Every record gets copied exactly, and no picture goes with it.
-- Opening Marker --
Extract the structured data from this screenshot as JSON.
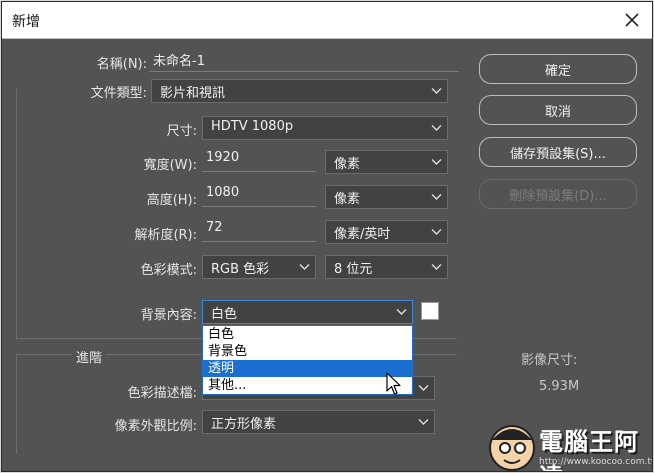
{
  "window": {
    "title": "新增"
  },
  "form": {
    "name_label": "名稱(N):",
    "name_value": "未命名-1",
    "doc_type_label": "文件類型:",
    "doc_type_value": "影片和視訊",
    "size_label": "尺寸:",
    "size_value": "HDTV 1080p",
    "width_label": "寬度(W):",
    "width_value": "1920",
    "width_unit": "像素",
    "height_label": "高度(H):",
    "height_value": "1080",
    "height_unit": "像素",
    "resolution_label": "解析度(R):",
    "resolution_value": "72",
    "resolution_unit": "像素/英吋",
    "color_mode_label": "色彩模式:",
    "color_mode_value": "RGB 色彩",
    "bit_depth_value": "8 位元",
    "background_label": "背景內容:",
    "background_value": "白色",
    "background_options": [
      "白色",
      "背景色",
      "透明",
      "其他..."
    ],
    "background_highlighted_index": 2
  },
  "advanced": {
    "title": "進階",
    "profile_label": "色彩描述檔:",
    "pixel_aspect_label": "像素外觀比例:",
    "pixel_aspect_value": "正方形像素"
  },
  "buttons": {
    "ok": "確定",
    "cancel": "取消",
    "save_preset": "儲存預設集(S)...",
    "delete_preset": "刪除預設集(D)..."
  },
  "image_size": {
    "label": "影像尺寸:",
    "value": "5.93M"
  },
  "watermark": {
    "text": "電腦王阿達",
    "url": "http://www.koocoo.com.tw"
  }
}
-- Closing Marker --
* _THE COMPLETED TASK_
Extract the structured data from this screenshot as JSON.
{
  "window": {
    "title": "新增"
  },
  "form": {
    "name_label": "名稱(N):",
    "name_value": "未命名-1",
    "doc_type_label": "文件類型:",
    "doc_type_value": "影片和視訊",
    "size_label": "尺寸:",
    "size_value": "HDTV 1080p",
    "width_label": "寬度(W):",
    "width_value": "1920",
    "width_unit": "像素",
    "height_label": "高度(H):",
    "height_value": "1080",
    "height_unit": "像素",
    "resolution_label": "解析度(R):",
    "resolution_value": "72",
    "resolution_unit": "像素/英吋",
    "color_mode_label": "色彩模式:",
    "color_mode_value": "RGB 色彩",
    "bit_depth_value": "8 位元",
    "background_label": "背景內容:",
    "background_value": "白色",
    "background_options": [
      "白色",
      "背景色",
      "透明",
      "其他..."
    ],
    "background_highlighted_index": 2
  },
  "advanced": {
    "title": "進階",
    "profile_label": "色彩描述檔:",
    "pixel_aspect_label": "像素外觀比例:",
    "pixel_aspect_value": "正方形像素"
  },
  "buttons": {
    "ok": "確定",
    "cancel": "取消",
    "save_preset": "儲存預設集(S)...",
    "delete_preset": "刪除預設集(D)..."
  },
  "image_size": {
    "label": "影像尺寸:",
    "value": "5.93M"
  },
  "watermark": {
    "text": "電腦王阿達",
    "url": "http://www.koocoo.com.tw"
  }
}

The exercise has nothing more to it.